Task to carry out: Note how many lines in the material have "federicopalmaroli", and give only that figure.

══════════

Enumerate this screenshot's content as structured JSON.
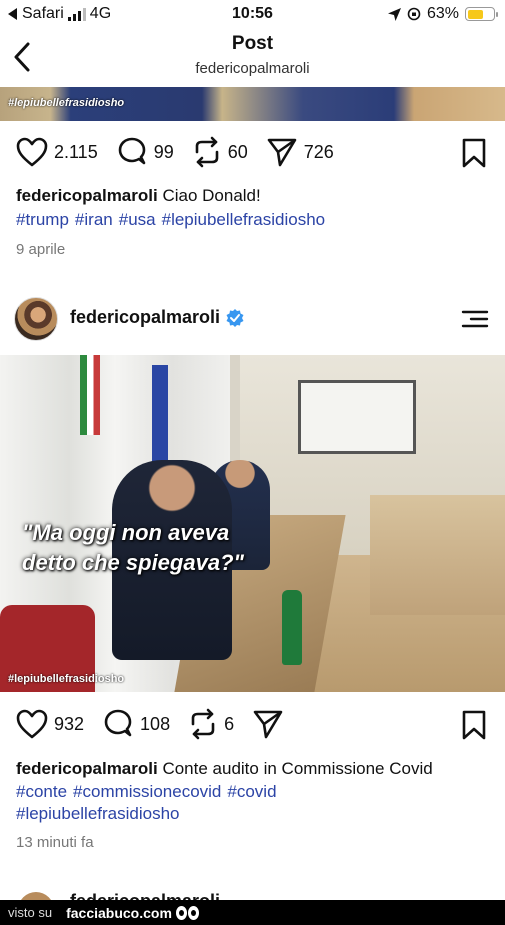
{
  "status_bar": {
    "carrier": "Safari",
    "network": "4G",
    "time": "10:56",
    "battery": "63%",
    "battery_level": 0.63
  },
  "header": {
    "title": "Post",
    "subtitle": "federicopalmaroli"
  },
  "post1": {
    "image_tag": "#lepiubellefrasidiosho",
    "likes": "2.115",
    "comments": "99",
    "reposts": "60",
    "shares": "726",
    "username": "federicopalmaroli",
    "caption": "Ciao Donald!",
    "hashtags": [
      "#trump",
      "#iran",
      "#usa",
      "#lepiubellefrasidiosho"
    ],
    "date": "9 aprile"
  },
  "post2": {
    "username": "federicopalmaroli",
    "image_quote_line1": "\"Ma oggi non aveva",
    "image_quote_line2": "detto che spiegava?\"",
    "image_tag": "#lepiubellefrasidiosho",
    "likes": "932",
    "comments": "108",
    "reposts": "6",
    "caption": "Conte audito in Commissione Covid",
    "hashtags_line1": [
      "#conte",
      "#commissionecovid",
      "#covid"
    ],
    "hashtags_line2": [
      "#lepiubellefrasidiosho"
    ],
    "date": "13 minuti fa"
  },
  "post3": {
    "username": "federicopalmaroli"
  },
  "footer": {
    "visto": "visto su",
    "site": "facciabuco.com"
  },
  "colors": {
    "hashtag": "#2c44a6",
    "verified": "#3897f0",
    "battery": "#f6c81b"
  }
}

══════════

Result for this task: 4